In 1994, September 11th was the day I was baptized. It was a day to declare my belief in the religion I was raised in.
In 2001, September 11 was the day our country felt hate. A war was started and my children don’t know what it means to live in peace. It was the starting point for many of us, and a mark in a long history for others. It is the most significant entry in my son’s history books that I can give a first hand experience of.
In 2012, September 11 was the day I made a trip to the hospital to visit 6 day old twins and marvel at the fact that they were still alive even though they were born at 29 weeks. It was the first time Baby A was allowed kangaroo care, and I held her against my chest so she could hear my heartbeat and borrow my warmth.
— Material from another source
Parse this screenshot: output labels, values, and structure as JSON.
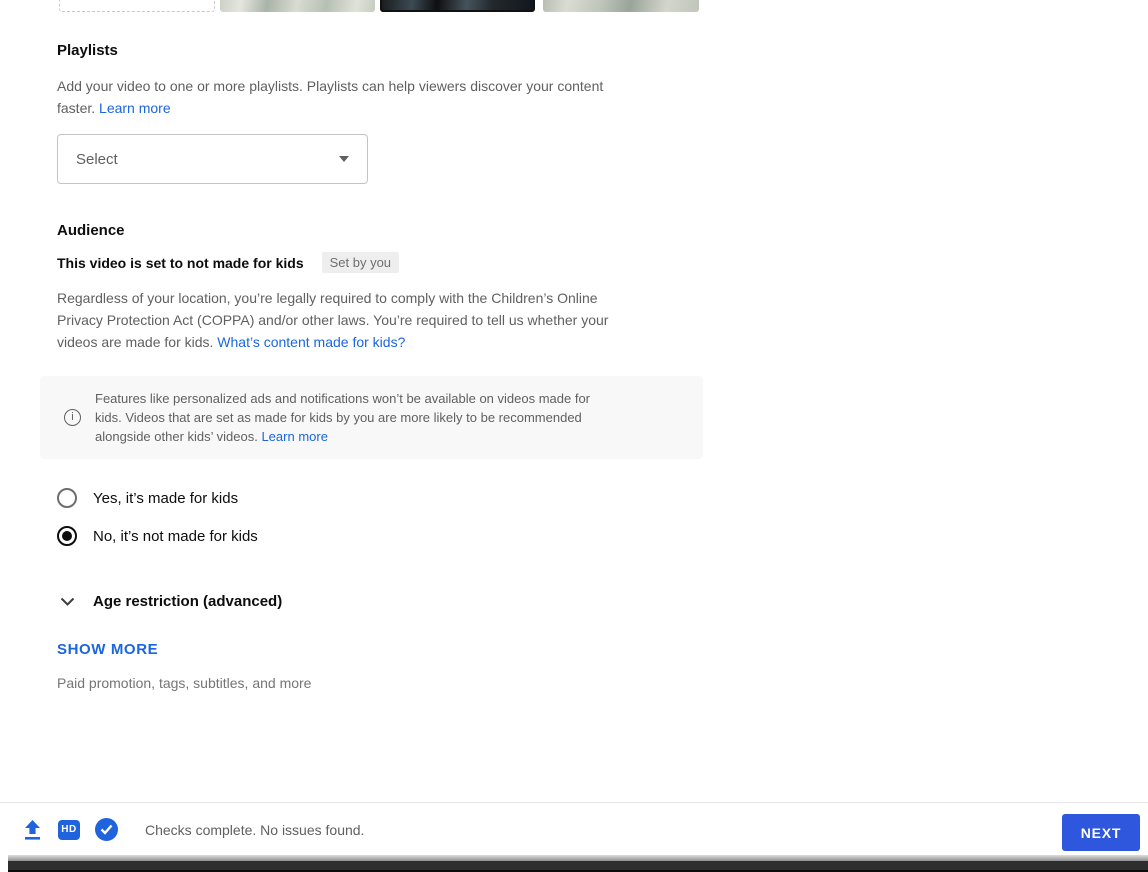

In 2015, September 11 was a day of hope for me. I had encouragement from my son’s principal because she saw me struggle through being a single mother and she knew what I needed to hear from her own walk through it. I wish her the best in her new school. My family had just surprised me with groceries because I needed the help to feed my kids after their Dad left me. That day showed me that I’m stronger than I thought I could be.
Today, it’s a day of peace. I get to hear happy sounds as my sons interact with each other and I steal hugs throughout the day. I’m sipping coffee and I’m writing where the only editor in my head sounds like my voice and not what someone else might say. Today, September 11 is a day of personal freedom.